Medina native influential in development of pharmaceutical industry
“Overlooked Orleans” – Volume 3, Issue 10
Perhaps one of the most frequently overlooked story in Orleans County history is that of Silas Mainville Burroughs and the development of the pharmaceutical company that would become one of the largest in the world.
The son of Silas M. Burroughs and Laura Bennett of Medina, Mainville as he was called by friends and family was born on December 24, 1846. At the age of five he suffered the loss of his mother and nearly nine years later his father, a Republican Congressman, died unexpectedly leaving an aunt and uncle to raise the young boy.
After attending local schools in Medina, Burroughs attended the Philadelphia College of Pharmacy where he qualified for graduation in 1877. His thesis focused on the development of compressed tablets as a more effective alternative to the traditional rolled pills; the former dissolved far better in water than the latter.
Soon after he entered employment with John Wyeth as a salesman and travelled to London to sell pharmaceuticals. It was during these trips that he realized the potential for pharmaceutical development in England.
Inviting Henry Wellcome to London, the two partnered to form the business Burroughs Wellcome & Company. A natural born traveler, Burroughs continued to tour the globe in an effort to expand the fledgling business as Wellcome remained in London to manage the manufacturing facility. It was during this time that Burroughs embarked upon a global trip, traveling through the Mediterranean, to India, Southeast Asia, and Australia. During these trips he kept extensive notes about new ideas for developing, packaging, and selling medicines.
Upon the completion of his trip in 1883, he returned to America and married his wife Olive, whom he brought with him to London. It was during this time that his personal writings in both journals and letters indicated a growing frustration with Wellcome. These quarrels developed into legal battles that would have indicated a certain end to the partnership. Meanwhile, Burroughs was beloved by his employees, being one of the first employers in England to implement an eight-hour work day while instituting profit sharing options for his employees.
A devout Christian, Burroughs was committed to charitable giving and was often responsible for raising funds for charitable endeavors he found fitting and worthwhile. On one such occasion, he gave 1,000 pounds to start the fundraising campaign to build the Livingstone Hospital at Dartford – the two hospital wards were named in his honor; the Silas Ward and the Burroughs Ward.
In 1894 Burroughs embarked upon a European cycling tour with his sister, but due to over exertion, fatigue, and poor weather, he developed a cough. Expecting to rest and recuperate, the mild cold developed into pneumonia and he died shortly after in Monte Carlo at the age of 49. The sudden and unexpected death sent shockwaves through the business, employees were devastated, and letters of sympathy flooded the Burroughs home. Per his will, his wife received 4/24 of his estate, each child received 3/24, his employees received 1/24, and the remainder was distributed among his favorite charities.

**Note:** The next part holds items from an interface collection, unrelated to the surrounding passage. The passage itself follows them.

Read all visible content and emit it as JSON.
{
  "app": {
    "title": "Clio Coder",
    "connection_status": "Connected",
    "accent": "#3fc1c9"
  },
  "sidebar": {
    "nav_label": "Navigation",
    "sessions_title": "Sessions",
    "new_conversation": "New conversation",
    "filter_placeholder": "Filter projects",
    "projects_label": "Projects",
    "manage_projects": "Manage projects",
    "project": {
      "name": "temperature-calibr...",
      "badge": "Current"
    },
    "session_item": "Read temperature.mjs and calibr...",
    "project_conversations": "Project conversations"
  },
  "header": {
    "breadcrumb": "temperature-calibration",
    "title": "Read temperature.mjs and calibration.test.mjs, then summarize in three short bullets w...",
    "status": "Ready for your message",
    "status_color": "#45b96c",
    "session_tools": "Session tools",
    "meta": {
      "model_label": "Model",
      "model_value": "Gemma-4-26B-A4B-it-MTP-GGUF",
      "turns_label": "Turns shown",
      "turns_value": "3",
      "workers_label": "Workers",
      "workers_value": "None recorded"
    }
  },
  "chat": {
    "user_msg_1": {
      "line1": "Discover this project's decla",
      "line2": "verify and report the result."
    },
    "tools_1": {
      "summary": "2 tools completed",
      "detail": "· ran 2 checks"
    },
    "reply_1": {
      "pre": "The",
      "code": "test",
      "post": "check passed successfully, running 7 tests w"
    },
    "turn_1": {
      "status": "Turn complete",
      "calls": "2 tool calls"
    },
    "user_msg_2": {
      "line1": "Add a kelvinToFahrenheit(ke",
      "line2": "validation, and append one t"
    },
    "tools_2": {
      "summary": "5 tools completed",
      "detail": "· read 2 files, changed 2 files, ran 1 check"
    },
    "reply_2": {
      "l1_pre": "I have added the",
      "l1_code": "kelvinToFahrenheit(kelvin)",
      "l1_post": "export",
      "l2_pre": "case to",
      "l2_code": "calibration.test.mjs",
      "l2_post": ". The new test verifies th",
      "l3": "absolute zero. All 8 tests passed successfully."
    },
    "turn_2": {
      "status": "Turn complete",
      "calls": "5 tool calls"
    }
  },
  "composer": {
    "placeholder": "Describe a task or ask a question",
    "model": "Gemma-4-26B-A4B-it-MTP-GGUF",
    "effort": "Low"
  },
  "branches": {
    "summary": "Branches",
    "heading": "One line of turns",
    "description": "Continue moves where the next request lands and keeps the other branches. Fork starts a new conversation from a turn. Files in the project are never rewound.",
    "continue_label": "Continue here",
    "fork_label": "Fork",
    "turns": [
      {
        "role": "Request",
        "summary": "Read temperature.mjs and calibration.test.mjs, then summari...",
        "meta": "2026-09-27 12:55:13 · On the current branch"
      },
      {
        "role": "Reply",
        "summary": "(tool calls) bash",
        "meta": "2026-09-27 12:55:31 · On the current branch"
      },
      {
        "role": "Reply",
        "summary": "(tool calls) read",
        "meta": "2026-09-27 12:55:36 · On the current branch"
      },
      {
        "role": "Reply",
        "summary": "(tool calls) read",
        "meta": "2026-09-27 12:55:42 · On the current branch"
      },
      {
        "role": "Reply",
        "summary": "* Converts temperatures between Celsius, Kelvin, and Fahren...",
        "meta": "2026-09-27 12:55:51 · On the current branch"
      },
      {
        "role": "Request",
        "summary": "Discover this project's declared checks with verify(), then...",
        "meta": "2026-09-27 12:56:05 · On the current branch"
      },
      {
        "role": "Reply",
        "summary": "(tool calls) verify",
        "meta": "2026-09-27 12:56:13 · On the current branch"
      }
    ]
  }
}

Today the pharmaceutical company that once bore the name of Silas Mainville Burroughs exists as GlaxoSmithKline, one of the largest pharmaceutical companies in the world behind the likes of Pfizer and Merck. Manufacturing numerous brand name drugs such as Advaid, Augmentin, and Nicorette, GlaxoSmithKline applied for approval for the first malaria vaccine in 2014. Without the hard work and funding put forth by Silas Burroughs in the earliest stages of Burroughs Wellcome & Co., the global pharmaceutical industry would be far different today.

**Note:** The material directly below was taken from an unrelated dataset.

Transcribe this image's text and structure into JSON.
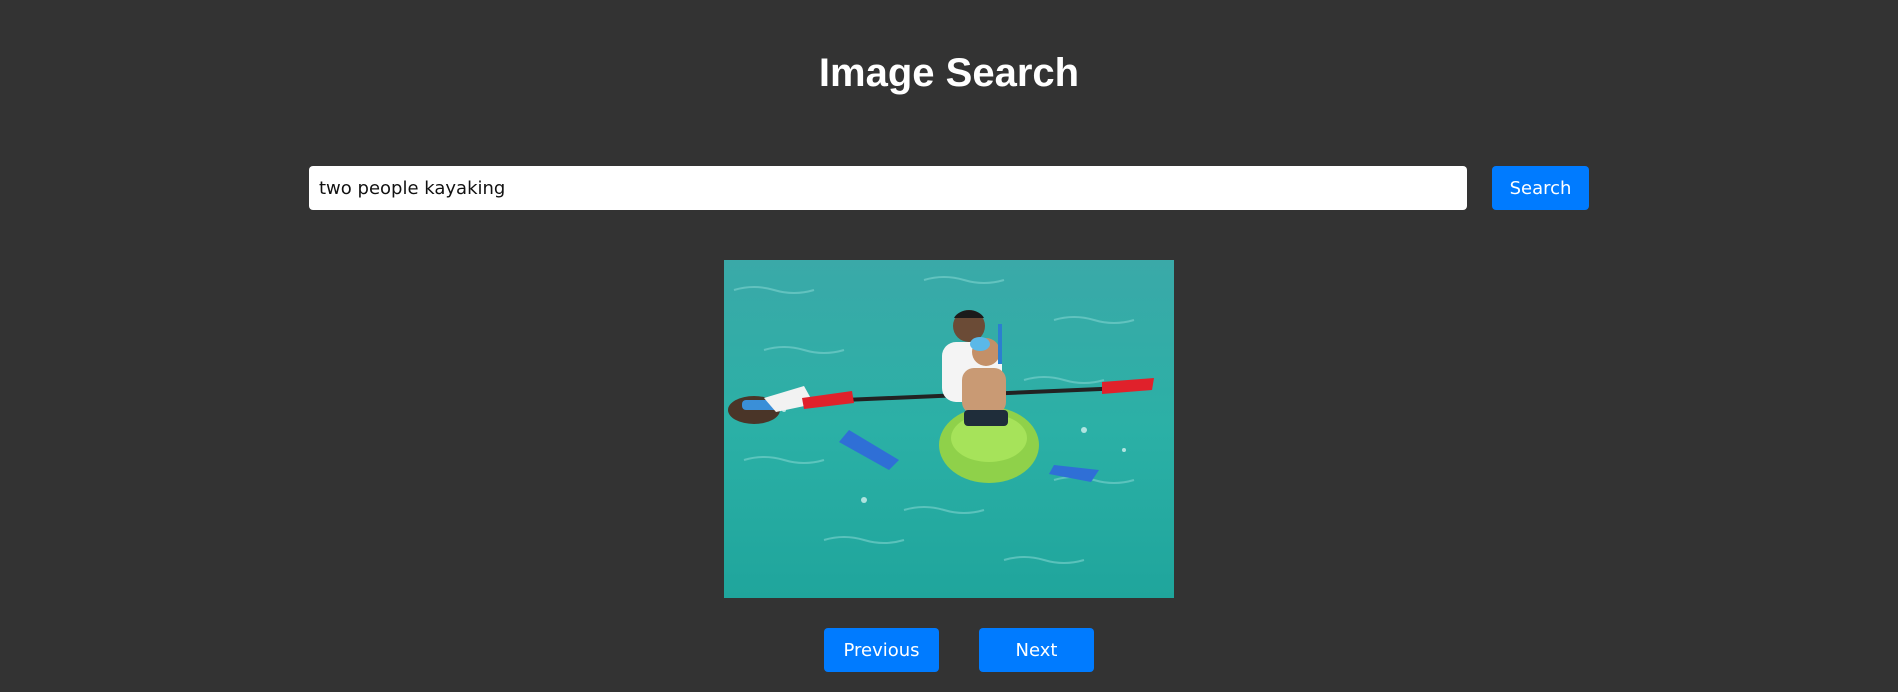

Burroughs remains as one of Orleans County’s largest and most influential legacies, one that all residents should appreciate.